23. Piston for dashpot governor. 24. Spring for
dashpot governor. 26. Spring seat. 27. Over fueling
spring. 28. Thrust collar.
When governor springs (25) are put in compression, the
spring seat at the front of the governor springs will make
contact with load stop lever(29). Rotation of the load
stop lever moves load stop pin (17) up until the load
stop pin comes in contact with the stop bar or stop
screw. This stops the movement of thrust collar (28),
the connecting levers, and sleeve control shafts (19). At
this position, the maximum amount of fuel per stroke is
being injected by each injection pump.
The carrier for governor weights (30) is held on the rear
of camshaft (13) by bolts. When engine rpm goes up,
injection pump camshaft (13) turns faster. Any change
of camshaft rpm will change the rpm and position of
governor weights (30). Any change of governor weight
position will cause thrust collar (28) to move. As
governor weights (30) turn faster, thrust collar (28) is
pushed toward governor springs (25). When the force
of governor springs (25) is balanced by the centrifugal
force of the governor weights, sleeves (32) of the
injection pumps are held at a specific position to send a
specific amount of fuel to the engine cylinders.
When the governor control lever is turned toward the
FUEL-OFF position with the engine running, there is a
reduction of force on governor springs (25). The
movement of the linkage in the governor will cause fuel
control shafts (19) to move sleeves (32) down, and less
fuel will be injected in the engine cylinders.

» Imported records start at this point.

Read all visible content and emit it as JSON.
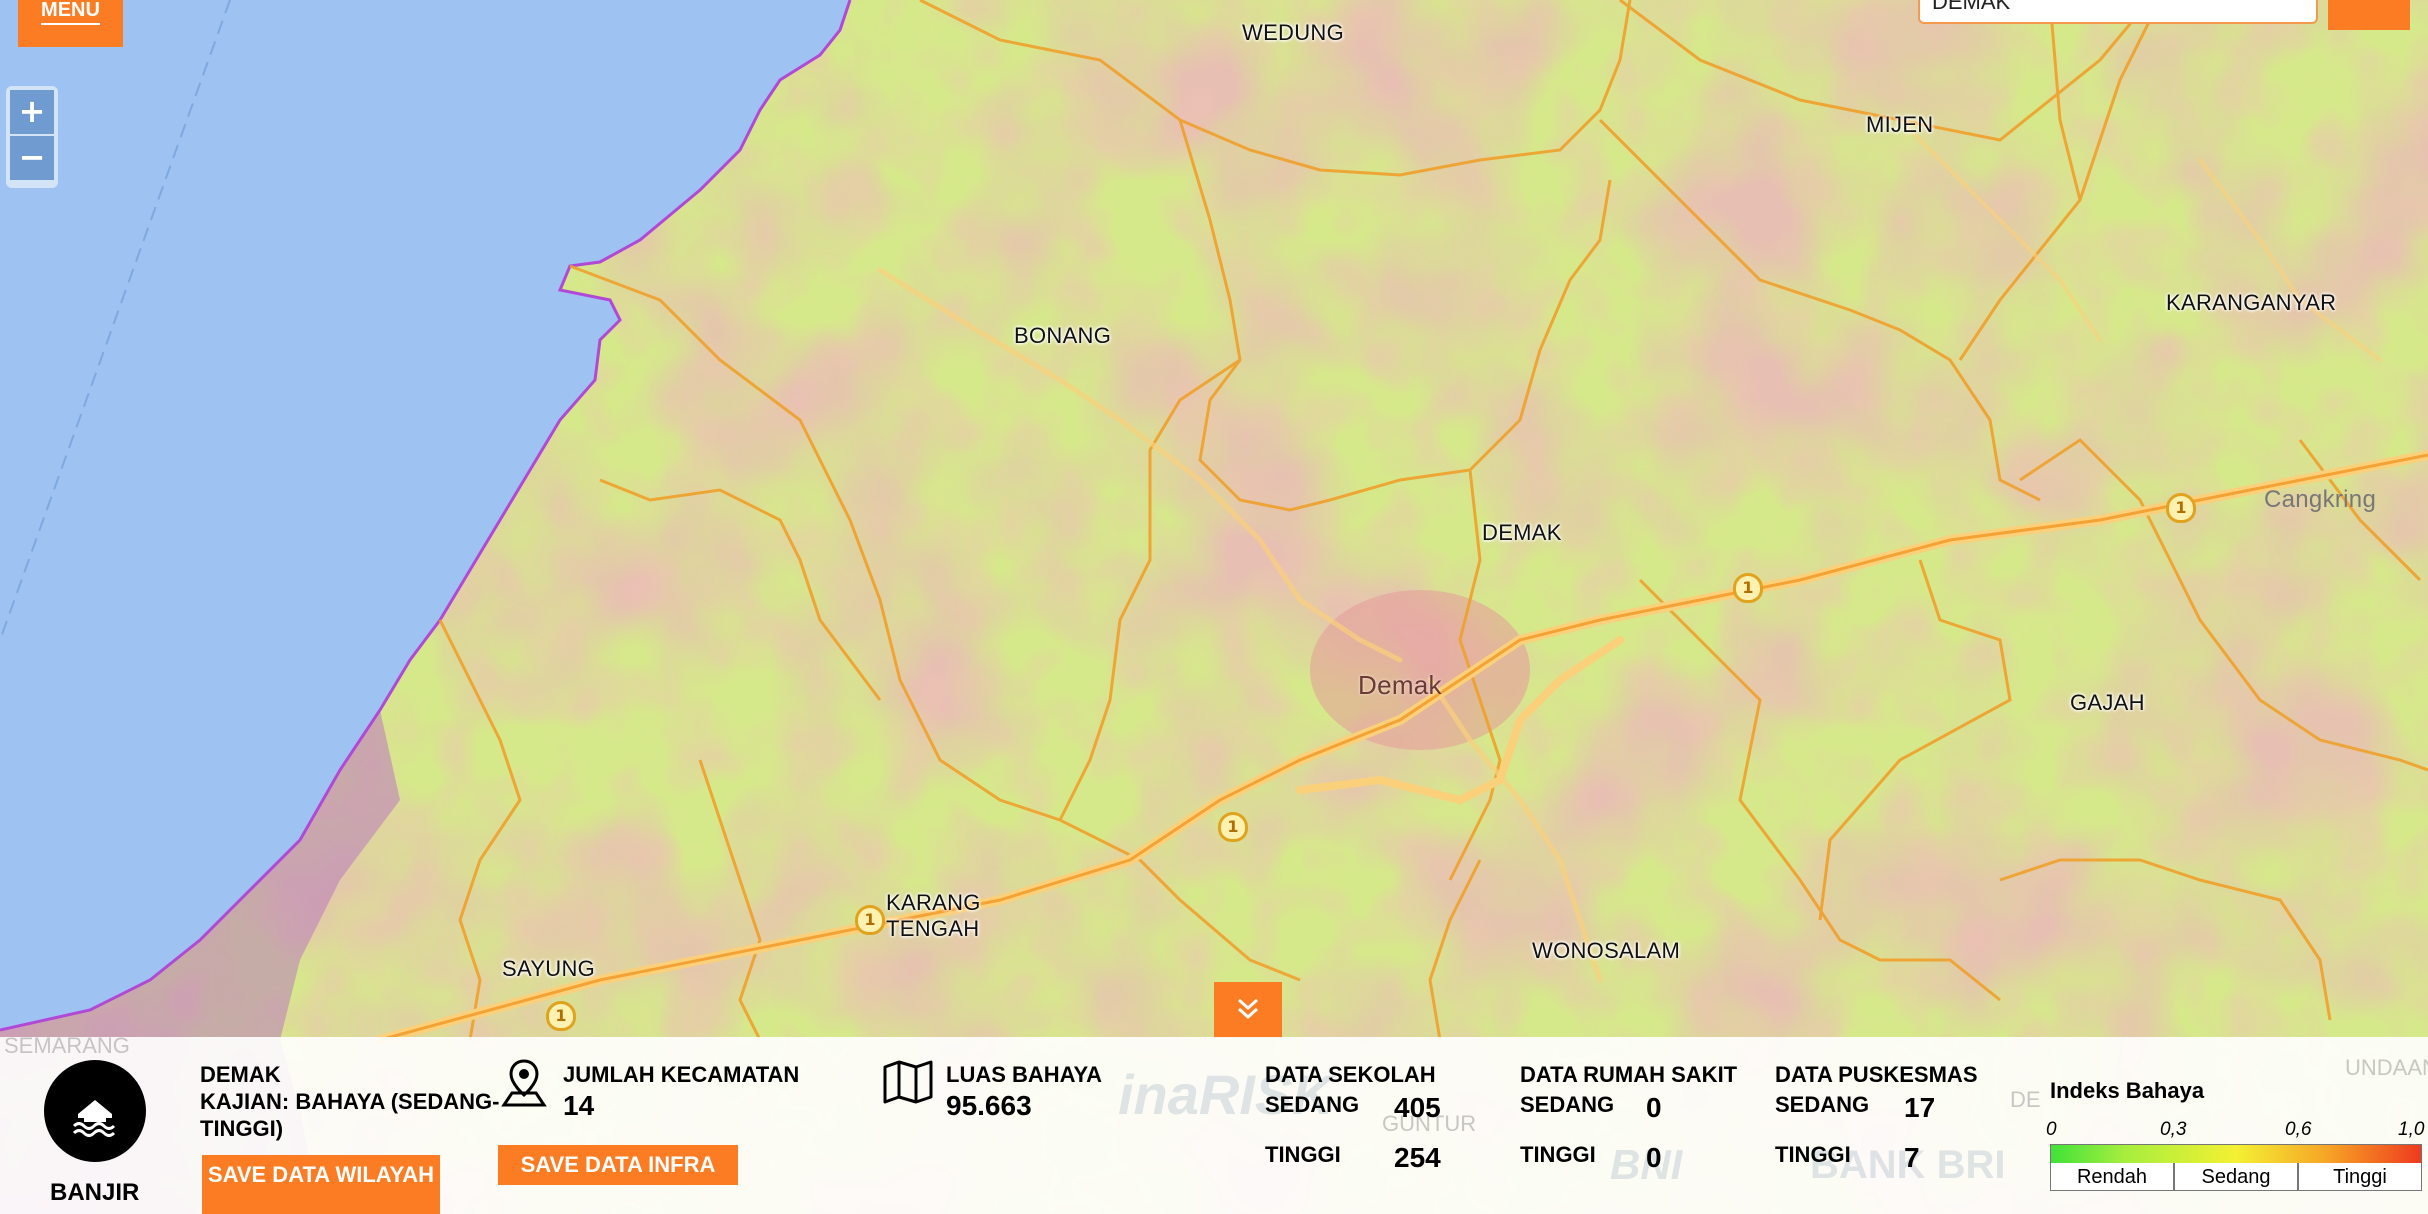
{
  "header": {
    "menu_label": "MENU",
    "search_value": "DEMAK",
    "zoom_in": "+",
    "zoom_out": "−",
    "collapse_icon": "⌄⌄"
  },
  "map": {
    "labels": {
      "wedung": "WEDUNG",
      "mijen": "MIJEN",
      "karanganyar": "KARANGANYAR",
      "bonang": "BONANG",
      "demak_district": "DEMAK",
      "demak_town": "Demak",
      "cangkring": "Cangkring",
      "gajah": "GAJAH",
      "karang_tengah": "KARANG\nTENGAH",
      "sayung": "SAYUNG",
      "wonosalam": "WONOSALAM",
      "semarang": "SEMARANG"
    },
    "route_number": "1"
  },
  "panel": {
    "hazard_name": "BANJIR",
    "hazard_icon": "flood-house-icon",
    "region": "DEMAK",
    "kajian": "KAJIAN: BAHAYA (SEDANG-TINGGI)",
    "save_wilayah": "SAVE DATA WILAYAH",
    "save_infra": "SAVE DATA INFRA",
    "kecamatan_label": "JUMLAH KECAMATAN",
    "kecamatan_value": "14",
    "luas_label": "LUAS BAHAYA",
    "luas_value": "95.663",
    "sekolah": {
      "title": "DATA SEKOLAH",
      "sedang_label": "SEDANG",
      "sedang": "405",
      "tinggi_label": "TINGGI",
      "tinggi": "254"
    },
    "rumah_sakit": {
      "title": "DATA RUMAH SAKIT",
      "sedang_label": "SEDANG",
      "sedang": "0",
      "tinggi_label": "TINGGI",
      "tinggi": "0"
    },
    "puskesmas": {
      "title": "DATA PUSKESMAS",
      "sedang_label": "SEDANG",
      "sedang": "17",
      "tinggi_label": "TINGGI",
      "tinggi": "7"
    }
  },
  "legend": {
    "title": "Indeks Bahaya",
    "ticks": [
      "0",
      "0,3",
      "0,6",
      "1,0"
    ],
    "classes": [
      "Rendah",
      "Sedang",
      "Tinggi"
    ],
    "colors": [
      "#40e23a",
      "#f4f033",
      "#ef3a1e"
    ]
  },
  "background": {
    "watermark": "inaRISK",
    "bank": "BANK BRI",
    "bni": "BNI",
    "side_a": "UNDAAN",
    "side_b": "DE",
    "side_c": "GUNTUR"
  }
}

To stop the engine, turn the ignition switch to the "OFF"
position. This will cause the shut-off solenoid to move
linkage in the fuel pump housing. Movement of the
linkage will cause sleeve levers (31) to move sleeves
(32) down, and no fuel is sent to the engine cylinders.
With no fuel going to the engine cylinders, the engine
14. Housing for fuel injection pumps. 19. Sleeve
control shafts. 31. Sleeve levers. 32. Sleeves.
FLOW OF FUEL USING THE PRIMING PUMP
When the handle of priming pump (2) is pulled out,
negative air pressure in priming pump (2) opens check
valve (A) and pulls fuel from fuel tank (7). Pushing the
handle in closes check valve (A) and opens check valve
(B). This pushes air and/or fuel into housing (14)
through the fuel passages and check valve (C). More
operation of priming pump (2) will pull fuel from fuel
tank (7) until the fuel lines, fuel filter (9) and housing
(14) are full of fuel. Do this until the flow of fuel from
manual bleed valve (5) is free of air bubbles. Relief
valve (10) will open and let the fuel go to the inlet for
fuel priming pump (2) if the pressure gets higher than 20
psi (140 kPa) when using priming pump (2).
CONSTANT BLEED VALVE
CONSTANT BLEED VALVE
4. Constant bleed valve. D. Check valve.